After subtracting debts (mortgage loans, other loans, bills, credit cards and uncollected judgments), past due income and property taxes, you arrive at your net worth. Like most people, you will want to pass along as much of that amount as possible. Unfortunately, the IRS will tax you for the privilege of transferring your wealth to heirs. Estate Settlement CostsUnder the “Tax Relief, Unemployment Insurance Authorization, and Job Creation Act of 2010” (“2010 TRA”), which was enacted on December 17, 2010, and the American Taxpayer Relief Act of 2012 (“ATRA”), which was enacted on January 1, 2013, the highest estate tax rate is now 40% and the exemption amount has been permanently increased to $5 million, subject to inflation adjustments ($5,250,000 in 2013). A taxable estate is your gross estate less your probate expenses, court costs, executor’s commissions, legal and appraisal fees (these can run as high as 10% to 15% of your estate). Tack on state inheritance taxes, if applicable, and the actual value of your estate can shrink significantly.The IRS does offer some relief. The federal estate tax contains an unlimited marital deduction which provides that qualifying transfers to a surviving spouse (if a U.S. citizen) are deductible from your estate. So, if you leave property in an appropriate form to a surviving spouse, there will be no federal estate tax liability on that property at your death. Property to a spouse who is a non-citizen can be protected too, if it is in a Qualified Domestic Trust (QDT). You will have deferred the estate tax. But it will have to be addressed later. Why not plan now? Planning Is The KeyGenerally speaking, a well-planned estate will incur less costs and less overall shrinkage. Proper planning certainly could have helped Elvis Presley. His estate shrunk an astounding 73% because of debts and taxes.Total costs include debts and $2,785,585 in federal estate tax. Life insurance also could have helped. Unfortunately, there was only $63,660 of life insurance on his life in his estate. There are four possible ways to provide for estate expenses.
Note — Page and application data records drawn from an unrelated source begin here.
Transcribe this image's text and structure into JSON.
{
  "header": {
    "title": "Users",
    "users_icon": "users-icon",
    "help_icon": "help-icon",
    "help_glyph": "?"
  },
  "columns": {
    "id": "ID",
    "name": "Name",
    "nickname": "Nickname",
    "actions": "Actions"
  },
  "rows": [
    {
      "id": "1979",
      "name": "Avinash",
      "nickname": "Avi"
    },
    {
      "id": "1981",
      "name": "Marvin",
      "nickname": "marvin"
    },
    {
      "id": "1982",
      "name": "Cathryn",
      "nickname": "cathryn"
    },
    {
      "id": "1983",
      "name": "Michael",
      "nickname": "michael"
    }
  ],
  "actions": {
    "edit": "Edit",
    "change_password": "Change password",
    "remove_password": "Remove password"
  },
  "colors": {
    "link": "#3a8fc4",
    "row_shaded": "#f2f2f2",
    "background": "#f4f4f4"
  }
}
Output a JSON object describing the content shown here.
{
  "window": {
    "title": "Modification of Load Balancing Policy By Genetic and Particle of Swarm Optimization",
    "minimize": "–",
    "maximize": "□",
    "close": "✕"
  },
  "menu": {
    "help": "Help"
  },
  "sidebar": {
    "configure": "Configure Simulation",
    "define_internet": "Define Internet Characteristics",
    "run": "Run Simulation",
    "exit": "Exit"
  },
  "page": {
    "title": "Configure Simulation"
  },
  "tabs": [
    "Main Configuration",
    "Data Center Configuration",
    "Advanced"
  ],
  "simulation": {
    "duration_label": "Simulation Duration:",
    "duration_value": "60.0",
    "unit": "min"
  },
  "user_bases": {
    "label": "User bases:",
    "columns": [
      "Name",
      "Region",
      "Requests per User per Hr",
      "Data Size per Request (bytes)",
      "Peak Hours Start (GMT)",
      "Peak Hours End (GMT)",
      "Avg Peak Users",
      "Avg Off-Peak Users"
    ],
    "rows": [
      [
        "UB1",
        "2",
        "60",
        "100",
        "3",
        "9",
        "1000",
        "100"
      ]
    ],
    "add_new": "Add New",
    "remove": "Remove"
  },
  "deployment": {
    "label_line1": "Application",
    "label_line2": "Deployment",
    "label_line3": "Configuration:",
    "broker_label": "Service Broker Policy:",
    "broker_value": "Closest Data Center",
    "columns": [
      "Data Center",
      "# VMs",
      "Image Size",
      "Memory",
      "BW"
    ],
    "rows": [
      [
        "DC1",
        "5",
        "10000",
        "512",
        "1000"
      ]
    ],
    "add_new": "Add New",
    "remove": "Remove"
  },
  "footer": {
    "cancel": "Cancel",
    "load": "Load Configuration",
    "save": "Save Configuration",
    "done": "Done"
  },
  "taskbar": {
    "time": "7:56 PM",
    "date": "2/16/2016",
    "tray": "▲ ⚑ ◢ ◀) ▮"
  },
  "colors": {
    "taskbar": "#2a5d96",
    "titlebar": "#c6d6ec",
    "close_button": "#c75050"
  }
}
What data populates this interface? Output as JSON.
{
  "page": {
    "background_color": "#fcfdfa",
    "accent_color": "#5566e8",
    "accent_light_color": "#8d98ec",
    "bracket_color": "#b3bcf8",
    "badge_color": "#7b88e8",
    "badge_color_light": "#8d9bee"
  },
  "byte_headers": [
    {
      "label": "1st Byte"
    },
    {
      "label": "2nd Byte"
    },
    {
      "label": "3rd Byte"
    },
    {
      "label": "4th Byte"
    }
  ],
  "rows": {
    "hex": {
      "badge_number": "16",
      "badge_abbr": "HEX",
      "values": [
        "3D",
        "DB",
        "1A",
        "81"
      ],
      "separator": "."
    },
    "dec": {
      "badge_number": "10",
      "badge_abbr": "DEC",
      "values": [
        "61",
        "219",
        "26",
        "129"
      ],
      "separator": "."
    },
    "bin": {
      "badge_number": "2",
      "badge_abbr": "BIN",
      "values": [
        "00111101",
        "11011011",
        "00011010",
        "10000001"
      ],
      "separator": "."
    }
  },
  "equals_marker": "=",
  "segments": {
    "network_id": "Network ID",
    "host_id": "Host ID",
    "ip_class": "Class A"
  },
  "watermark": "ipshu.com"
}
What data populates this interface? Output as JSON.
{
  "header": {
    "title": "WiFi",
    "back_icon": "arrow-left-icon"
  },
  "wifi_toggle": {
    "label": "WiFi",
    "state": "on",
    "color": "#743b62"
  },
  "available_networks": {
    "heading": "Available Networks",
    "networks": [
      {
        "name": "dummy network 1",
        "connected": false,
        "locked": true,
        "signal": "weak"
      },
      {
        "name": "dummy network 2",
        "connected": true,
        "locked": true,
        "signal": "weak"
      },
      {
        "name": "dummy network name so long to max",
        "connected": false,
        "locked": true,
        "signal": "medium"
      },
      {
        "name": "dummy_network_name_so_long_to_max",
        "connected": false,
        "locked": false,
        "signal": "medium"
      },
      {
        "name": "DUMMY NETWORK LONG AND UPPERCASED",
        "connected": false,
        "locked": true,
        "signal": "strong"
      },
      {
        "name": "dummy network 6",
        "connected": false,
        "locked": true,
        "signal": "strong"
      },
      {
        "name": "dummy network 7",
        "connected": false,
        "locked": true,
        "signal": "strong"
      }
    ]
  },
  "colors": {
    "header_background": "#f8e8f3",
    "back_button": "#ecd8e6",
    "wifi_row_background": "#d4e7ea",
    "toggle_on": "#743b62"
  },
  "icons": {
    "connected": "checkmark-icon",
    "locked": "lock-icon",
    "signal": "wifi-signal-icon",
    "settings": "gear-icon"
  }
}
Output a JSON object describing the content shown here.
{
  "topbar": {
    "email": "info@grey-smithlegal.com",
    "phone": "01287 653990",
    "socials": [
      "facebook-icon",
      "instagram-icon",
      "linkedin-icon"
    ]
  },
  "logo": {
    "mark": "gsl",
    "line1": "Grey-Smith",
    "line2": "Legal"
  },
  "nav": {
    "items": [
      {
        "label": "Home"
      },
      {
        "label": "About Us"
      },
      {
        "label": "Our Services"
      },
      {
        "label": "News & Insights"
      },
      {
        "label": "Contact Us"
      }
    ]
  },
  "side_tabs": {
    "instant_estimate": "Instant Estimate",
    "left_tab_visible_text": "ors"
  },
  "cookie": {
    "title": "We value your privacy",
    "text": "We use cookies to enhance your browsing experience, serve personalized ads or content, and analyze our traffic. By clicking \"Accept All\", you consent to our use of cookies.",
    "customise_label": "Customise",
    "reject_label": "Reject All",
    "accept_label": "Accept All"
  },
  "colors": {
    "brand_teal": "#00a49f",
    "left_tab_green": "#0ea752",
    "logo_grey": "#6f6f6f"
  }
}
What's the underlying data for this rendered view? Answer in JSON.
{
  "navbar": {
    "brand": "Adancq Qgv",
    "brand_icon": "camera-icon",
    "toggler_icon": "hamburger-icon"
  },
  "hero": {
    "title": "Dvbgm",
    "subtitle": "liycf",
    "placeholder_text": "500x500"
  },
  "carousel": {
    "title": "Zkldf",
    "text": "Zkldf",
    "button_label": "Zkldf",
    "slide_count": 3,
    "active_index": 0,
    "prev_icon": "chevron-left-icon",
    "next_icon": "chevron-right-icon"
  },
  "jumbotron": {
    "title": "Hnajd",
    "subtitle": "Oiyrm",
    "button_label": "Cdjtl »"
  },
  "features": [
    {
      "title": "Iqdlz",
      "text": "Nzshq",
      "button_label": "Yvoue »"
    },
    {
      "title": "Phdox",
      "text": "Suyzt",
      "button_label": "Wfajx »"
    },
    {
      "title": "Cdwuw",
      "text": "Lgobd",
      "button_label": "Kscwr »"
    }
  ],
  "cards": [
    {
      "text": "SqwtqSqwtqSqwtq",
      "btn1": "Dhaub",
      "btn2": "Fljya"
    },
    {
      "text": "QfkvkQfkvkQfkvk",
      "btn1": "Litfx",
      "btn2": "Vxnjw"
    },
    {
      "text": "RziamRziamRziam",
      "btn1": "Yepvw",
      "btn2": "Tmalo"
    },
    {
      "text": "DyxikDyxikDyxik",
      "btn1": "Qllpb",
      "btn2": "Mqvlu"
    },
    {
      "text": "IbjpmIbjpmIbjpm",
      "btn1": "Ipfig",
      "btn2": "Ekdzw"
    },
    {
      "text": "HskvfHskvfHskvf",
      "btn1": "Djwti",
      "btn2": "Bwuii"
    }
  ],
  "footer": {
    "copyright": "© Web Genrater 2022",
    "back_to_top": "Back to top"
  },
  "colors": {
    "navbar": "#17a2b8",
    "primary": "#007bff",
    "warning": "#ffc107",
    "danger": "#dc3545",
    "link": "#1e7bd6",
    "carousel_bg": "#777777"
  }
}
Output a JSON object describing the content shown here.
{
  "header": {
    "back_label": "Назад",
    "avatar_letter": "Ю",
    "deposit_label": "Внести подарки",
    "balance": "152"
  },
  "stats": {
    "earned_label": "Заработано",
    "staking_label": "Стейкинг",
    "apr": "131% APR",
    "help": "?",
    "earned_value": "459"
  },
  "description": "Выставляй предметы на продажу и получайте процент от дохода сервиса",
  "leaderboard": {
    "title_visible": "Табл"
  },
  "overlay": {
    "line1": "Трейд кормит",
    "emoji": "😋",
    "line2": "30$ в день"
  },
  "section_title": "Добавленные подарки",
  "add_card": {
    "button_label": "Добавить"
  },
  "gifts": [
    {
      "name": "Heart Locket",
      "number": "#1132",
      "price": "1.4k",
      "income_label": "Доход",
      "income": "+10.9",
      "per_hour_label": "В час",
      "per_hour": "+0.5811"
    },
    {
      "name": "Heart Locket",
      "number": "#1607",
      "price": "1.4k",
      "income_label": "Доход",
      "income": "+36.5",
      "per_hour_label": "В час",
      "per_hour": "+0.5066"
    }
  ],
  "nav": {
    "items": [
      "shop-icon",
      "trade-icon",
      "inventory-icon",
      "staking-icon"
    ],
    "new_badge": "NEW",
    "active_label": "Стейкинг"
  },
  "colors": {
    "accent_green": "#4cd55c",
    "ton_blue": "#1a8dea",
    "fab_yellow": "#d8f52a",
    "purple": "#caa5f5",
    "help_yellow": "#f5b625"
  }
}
1. Cash or liquid assets
2. Selling assets
4. Life insurance Looking At Life InsuranceLife insurance can be a cost effective way of paying estate expenses. It will generally pay an income tax-free death benefit and allow your family to keep the value of your property. The uncertainties of borrowing (who will provide the loan and at what rate) will also be avoided. Consider these advantages of life insurance:
It can free up other assets earmarked for estate liquidity needs.
It may prevent a forced sale of assets.
Proceeds of life insurance are generally free from federal income tax and, with proper planning, may be free from federal estate tax.
In some states, properly arranged life insurance may escape state death taxes.
If you would like to know more about how life insurance might be used to help pay estate taxes, ask your New York Life agent, Izhak Asher, to provide a preliminary analysis. Neither New York Life nor its agents are in the business of providing tax, legal or accounting advice. You should consult with your professional advisors for tax, legal or accounting advice.Presley’s Gross Estate $10,165,434
Total Costs* $7,374,635
Net Estate $2,790,799